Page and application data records
Content starts

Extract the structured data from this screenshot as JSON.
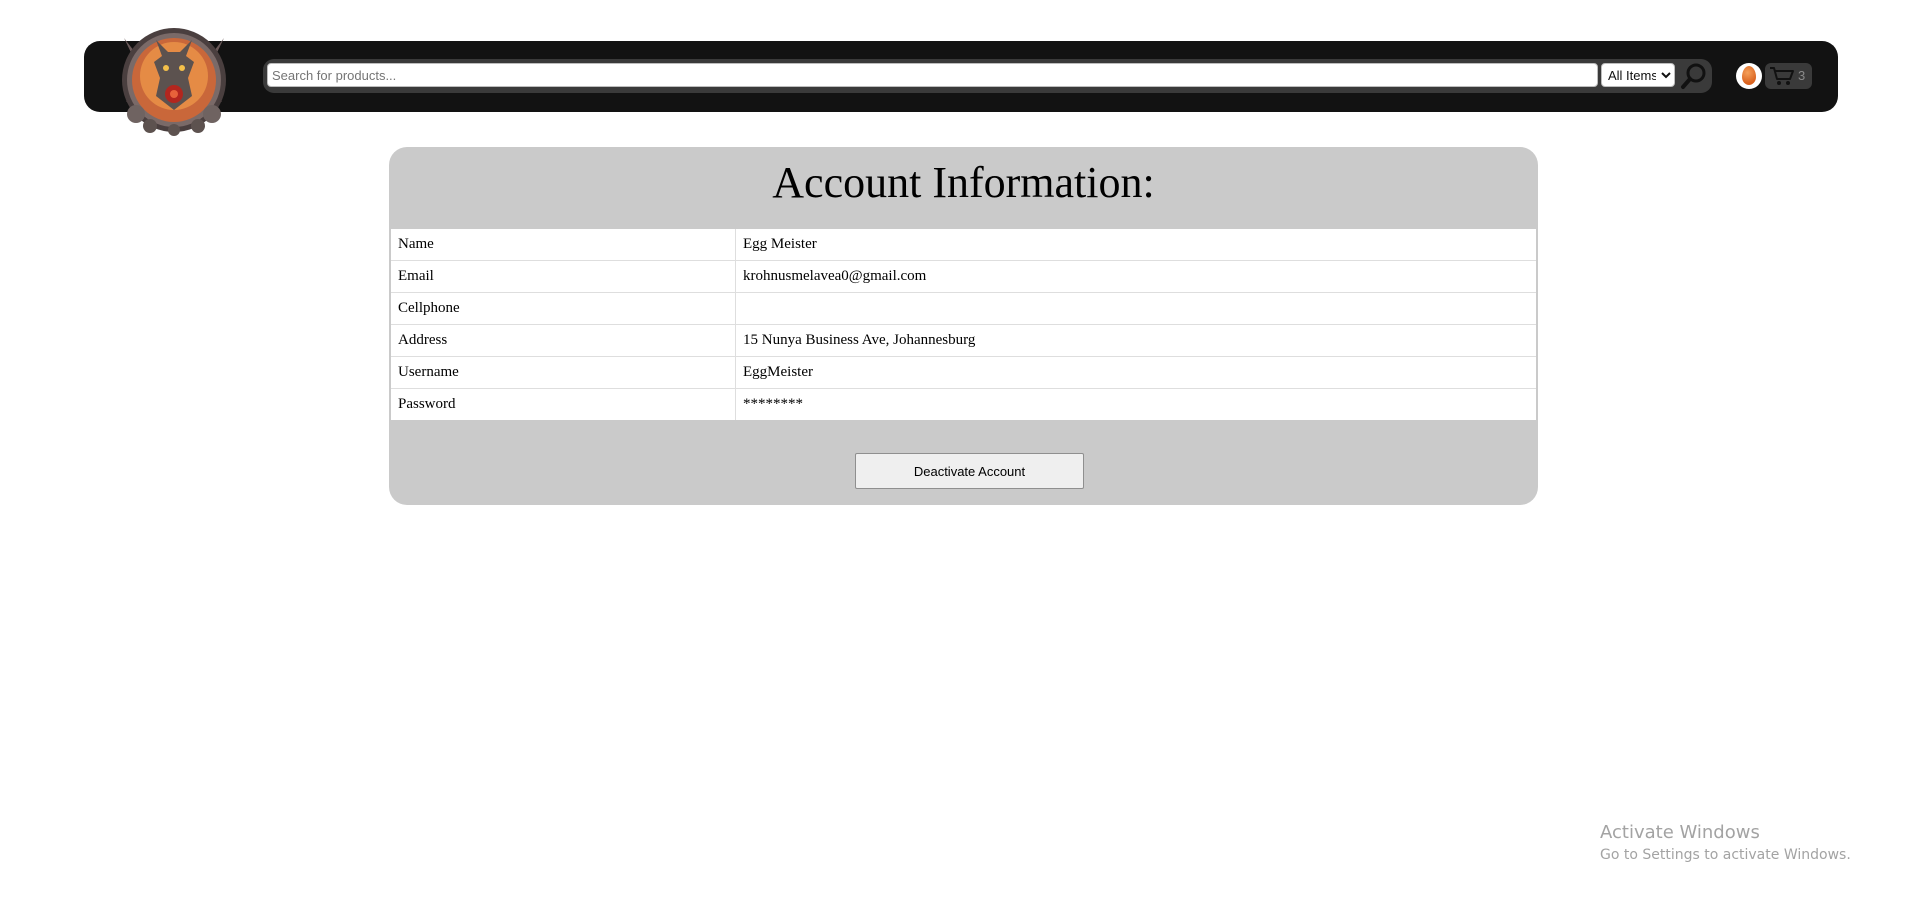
{
  "header": {
    "search": {
      "placeholder": "Search for products...",
      "value": ""
    },
    "category": {
      "selected": "All Items"
    },
    "cart": {
      "count": "3"
    }
  },
  "account": {
    "title": "Account Information:",
    "fields": [
      {
        "label": "Name",
        "value": "Egg Meister"
      },
      {
        "label": "Email",
        "value": "krohnusmelavea0@gmail.com"
      },
      {
        "label": "Cellphone",
        "value": ""
      },
      {
        "label": "Address",
        "value": "15 Nunya Business Ave, Johannesburg"
      },
      {
        "label": "Username",
        "value": "EggMeister"
      },
      {
        "label": "Password",
        "value": "********"
      }
    ],
    "deactivate_label": "Deactivate Account"
  },
  "watermark": {
    "title": "Activate Windows",
    "subtitle": "Go to Settings to activate Windows."
  },
  "colors": {
    "navbar": "#121212",
    "panel": "#cacaca",
    "accent_egg": "#d9621f"
  },
  "icons": {
    "logo": "dragon-crest-logo",
    "search": "magnifier-icon",
    "avatar": "egg-avatar-icon",
    "cart": "shopping-cart-icon"
  }
}
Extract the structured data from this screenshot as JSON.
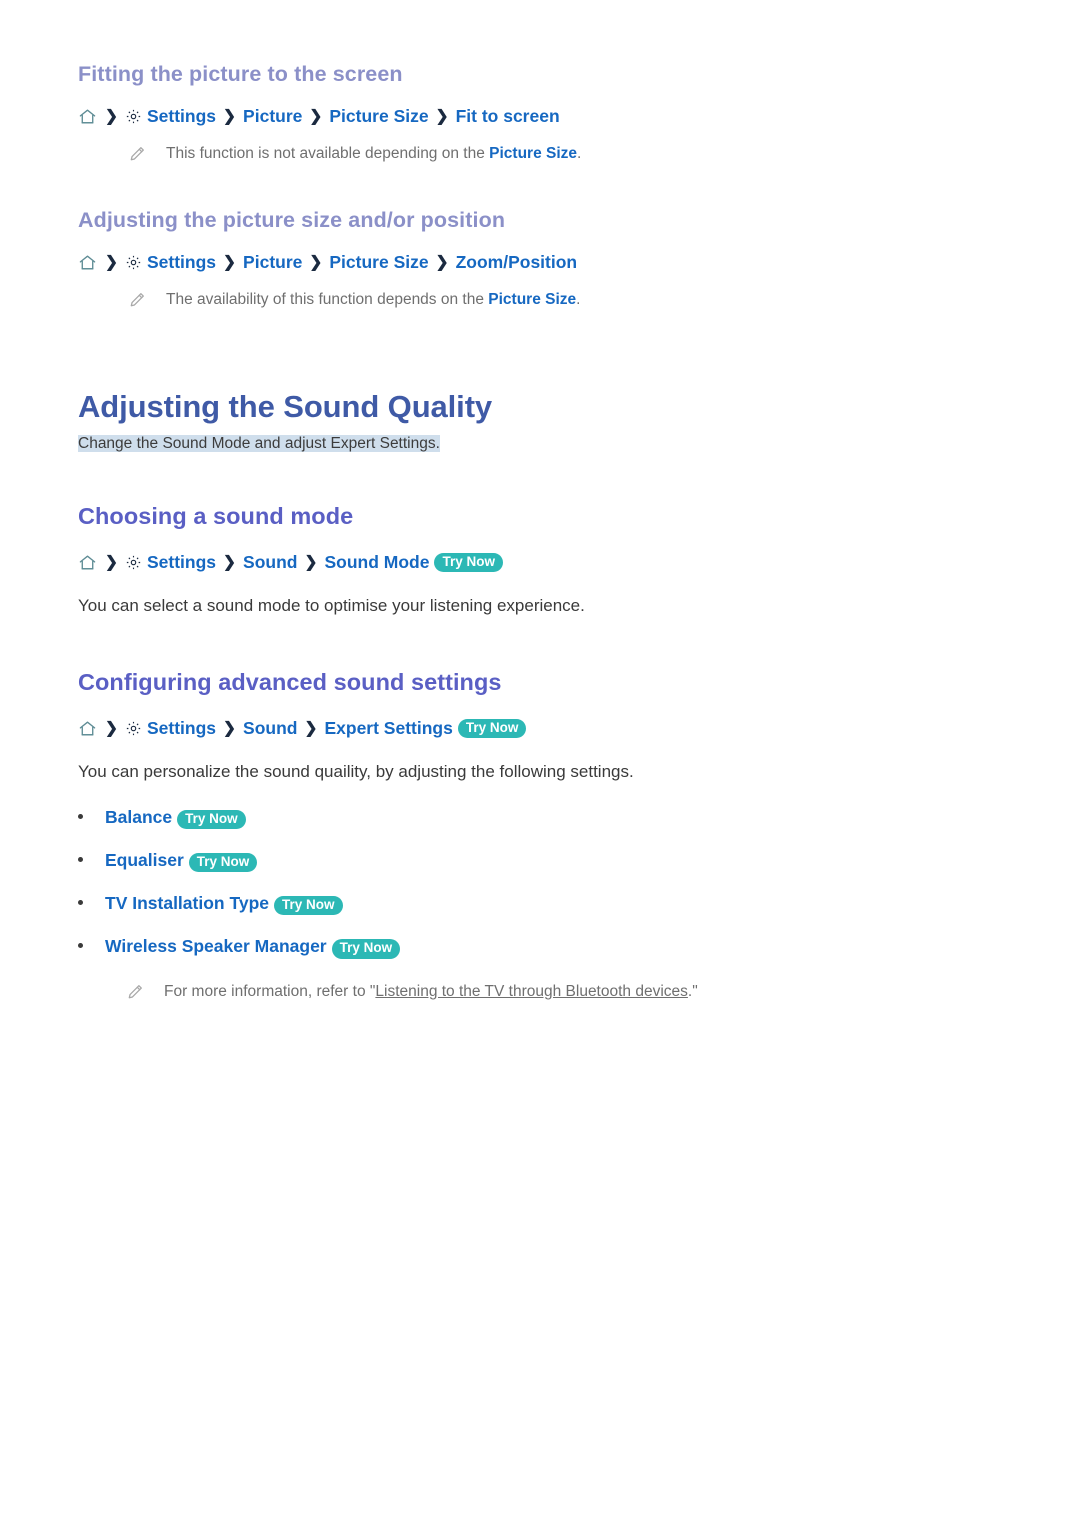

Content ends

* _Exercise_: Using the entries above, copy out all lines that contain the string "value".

* _Answer to the exercise_:
      "value": ""
        "value": "Egg Meister"
        "value": "krohnusmelavea0@gmail.com"
        "value": ""
        "value": "15 Nunya Business Ave, Johannesburg"
        "value": "EggMeister"
        "value": "********"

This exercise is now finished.